Vehicles receiving acceptable ratings:
Hyundai Palisade, Hyundai Tucson, Nissan Murano, Nissan Pathfinder and Nissan Rogue.
Vehicles receiving marginal ratings:
Jeep Compass, Jeep Renegade, Jeep Wrangler, Mazda CX-5, Mazda CX-9, Toyota RAV4 and Toyota Highlander.
Vehicles receiving poor rating:
Audi Q3, Buick Encore, Chevrolet Equinox, Chevrolet Traverse, Ford Escape, Ford Explorer, Honda CR-V, Honda HR-V, Honda Pilot, Mitsubishi Eclipse Cross, Volkswagen Atlas and Volvo XC40.
All 26 SUVs meet the IIHS standard for the audible alert's pitch, or audio frequency, but various other issues bring down scores. Eleven of the 12 poor-rated vehicles fall short of the duration or sound level requirements, with audible alerts as short as five seconds and as little as 1 decibel louder than the ambient engine and road noise at one or more of the test speeds. The other poor-rated vehicle, the Mitsubishi Eclipse Cross, meets the sound requirements but only for the driver; for the front passenger, there is no audible alert when the belt is unbuckled, just a visual icon.
Four of the seven marginal performers meet the sound level and duration requirements but miss out on an acceptable rating for other reasons, such as an audible alert that does not start soon enough.
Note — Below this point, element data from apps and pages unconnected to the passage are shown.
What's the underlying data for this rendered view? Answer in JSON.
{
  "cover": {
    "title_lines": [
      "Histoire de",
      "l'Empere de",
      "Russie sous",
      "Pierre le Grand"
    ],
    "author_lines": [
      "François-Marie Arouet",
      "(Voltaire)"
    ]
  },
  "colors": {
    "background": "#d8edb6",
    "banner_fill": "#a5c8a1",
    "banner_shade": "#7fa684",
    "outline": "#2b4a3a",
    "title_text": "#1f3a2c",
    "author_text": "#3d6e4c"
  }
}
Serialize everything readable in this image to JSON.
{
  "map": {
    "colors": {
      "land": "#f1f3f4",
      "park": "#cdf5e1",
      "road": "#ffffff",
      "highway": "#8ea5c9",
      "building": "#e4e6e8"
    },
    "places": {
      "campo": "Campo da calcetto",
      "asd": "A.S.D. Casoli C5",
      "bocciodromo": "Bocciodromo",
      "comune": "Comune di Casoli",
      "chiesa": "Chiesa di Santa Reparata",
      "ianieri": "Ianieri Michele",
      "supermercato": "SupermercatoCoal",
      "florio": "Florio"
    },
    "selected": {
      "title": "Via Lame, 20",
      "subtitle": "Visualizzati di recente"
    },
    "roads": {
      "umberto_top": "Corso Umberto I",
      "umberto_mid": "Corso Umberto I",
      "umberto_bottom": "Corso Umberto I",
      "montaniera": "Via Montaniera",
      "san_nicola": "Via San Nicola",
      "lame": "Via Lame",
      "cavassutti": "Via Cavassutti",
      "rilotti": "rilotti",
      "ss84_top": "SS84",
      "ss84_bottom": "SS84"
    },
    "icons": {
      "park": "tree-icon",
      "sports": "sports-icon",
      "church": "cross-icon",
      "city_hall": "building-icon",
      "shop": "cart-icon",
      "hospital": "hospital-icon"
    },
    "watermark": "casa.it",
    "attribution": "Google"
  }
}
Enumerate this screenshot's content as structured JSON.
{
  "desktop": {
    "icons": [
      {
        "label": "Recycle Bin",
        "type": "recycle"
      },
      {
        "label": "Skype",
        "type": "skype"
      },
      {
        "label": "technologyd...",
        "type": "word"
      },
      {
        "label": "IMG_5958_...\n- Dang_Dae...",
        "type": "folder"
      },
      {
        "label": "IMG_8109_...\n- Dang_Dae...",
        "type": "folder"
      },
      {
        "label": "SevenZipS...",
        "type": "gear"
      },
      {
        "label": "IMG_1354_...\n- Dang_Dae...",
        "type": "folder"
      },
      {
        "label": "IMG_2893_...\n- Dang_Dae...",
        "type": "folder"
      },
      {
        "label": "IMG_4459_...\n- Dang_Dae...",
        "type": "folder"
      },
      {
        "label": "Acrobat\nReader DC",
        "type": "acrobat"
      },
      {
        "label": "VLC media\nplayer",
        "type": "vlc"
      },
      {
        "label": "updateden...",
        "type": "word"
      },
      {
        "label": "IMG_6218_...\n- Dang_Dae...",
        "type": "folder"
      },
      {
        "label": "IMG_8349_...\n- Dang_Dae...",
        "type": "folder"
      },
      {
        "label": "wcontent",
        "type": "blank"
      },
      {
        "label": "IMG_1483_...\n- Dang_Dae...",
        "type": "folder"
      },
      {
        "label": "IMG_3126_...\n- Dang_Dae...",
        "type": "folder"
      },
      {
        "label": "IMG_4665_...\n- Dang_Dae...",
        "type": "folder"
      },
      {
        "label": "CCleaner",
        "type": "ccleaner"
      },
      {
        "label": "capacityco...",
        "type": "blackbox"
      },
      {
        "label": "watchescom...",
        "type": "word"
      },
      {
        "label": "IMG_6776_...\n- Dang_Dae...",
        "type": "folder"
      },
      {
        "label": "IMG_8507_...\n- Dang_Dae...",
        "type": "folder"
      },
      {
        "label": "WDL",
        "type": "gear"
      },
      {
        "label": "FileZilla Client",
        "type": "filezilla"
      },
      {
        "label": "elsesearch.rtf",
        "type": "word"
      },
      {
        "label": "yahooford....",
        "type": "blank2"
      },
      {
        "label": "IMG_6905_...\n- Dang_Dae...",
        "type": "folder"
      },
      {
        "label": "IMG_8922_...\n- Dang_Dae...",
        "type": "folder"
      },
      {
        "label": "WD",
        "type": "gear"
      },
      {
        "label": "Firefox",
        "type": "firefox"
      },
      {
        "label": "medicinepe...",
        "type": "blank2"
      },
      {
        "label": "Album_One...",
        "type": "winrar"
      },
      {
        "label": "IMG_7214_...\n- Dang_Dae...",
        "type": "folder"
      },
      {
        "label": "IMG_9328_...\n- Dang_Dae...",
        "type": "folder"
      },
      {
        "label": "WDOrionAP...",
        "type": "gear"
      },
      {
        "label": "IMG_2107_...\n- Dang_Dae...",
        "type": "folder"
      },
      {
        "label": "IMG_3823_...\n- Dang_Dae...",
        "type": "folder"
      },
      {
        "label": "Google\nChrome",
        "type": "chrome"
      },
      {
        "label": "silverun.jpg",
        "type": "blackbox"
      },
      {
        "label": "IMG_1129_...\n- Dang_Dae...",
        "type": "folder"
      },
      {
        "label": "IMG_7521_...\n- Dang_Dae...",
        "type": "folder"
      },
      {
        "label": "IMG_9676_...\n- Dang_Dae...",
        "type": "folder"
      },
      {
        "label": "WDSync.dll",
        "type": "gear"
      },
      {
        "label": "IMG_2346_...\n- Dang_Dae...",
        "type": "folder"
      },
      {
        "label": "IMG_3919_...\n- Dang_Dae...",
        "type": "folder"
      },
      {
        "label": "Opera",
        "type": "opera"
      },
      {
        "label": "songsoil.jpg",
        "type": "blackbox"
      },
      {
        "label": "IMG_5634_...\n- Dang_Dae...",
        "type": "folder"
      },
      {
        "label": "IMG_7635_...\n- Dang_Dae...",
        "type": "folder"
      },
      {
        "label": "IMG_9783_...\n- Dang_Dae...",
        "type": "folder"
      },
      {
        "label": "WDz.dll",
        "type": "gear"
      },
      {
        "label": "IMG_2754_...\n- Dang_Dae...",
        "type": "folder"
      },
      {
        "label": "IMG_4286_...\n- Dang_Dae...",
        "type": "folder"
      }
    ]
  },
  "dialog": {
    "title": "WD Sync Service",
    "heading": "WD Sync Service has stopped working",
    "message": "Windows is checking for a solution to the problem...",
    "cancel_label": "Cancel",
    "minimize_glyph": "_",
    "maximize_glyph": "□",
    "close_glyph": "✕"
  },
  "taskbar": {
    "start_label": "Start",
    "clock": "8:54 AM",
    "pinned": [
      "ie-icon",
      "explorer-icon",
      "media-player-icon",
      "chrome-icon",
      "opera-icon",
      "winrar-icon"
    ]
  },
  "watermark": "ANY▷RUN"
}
The others have reminders that are not loud enough at one or both of the test speeds.
The Tucson and Murano do not have seat belt reminders for the second row of the five acceptable vehicles. In addition, the Rogue's second-row reminder is too short, the Palisade's does not provide information about belt use at ignition, and the Pathfinder's is shorter than the required 60-second duration.
The Ascent and Forester, the only good-rated vehicles feature audible alerts that the human ear perceives as about 4 times louder than the ambient vehicle noise at both test speeds. These alerts do not end until the offending belt is fastened, and they meet all the other requirements for both front and rear reminders.
Some simple software adjustments could probably lift all of the marginal and some poor performers to an acceptable rating. "Most of these problems don't require new hardware," O'Malley says. "Even among the vehicles that earn poor ratings, it's possible that simply lengthening the duration of the audible alert could do the trick."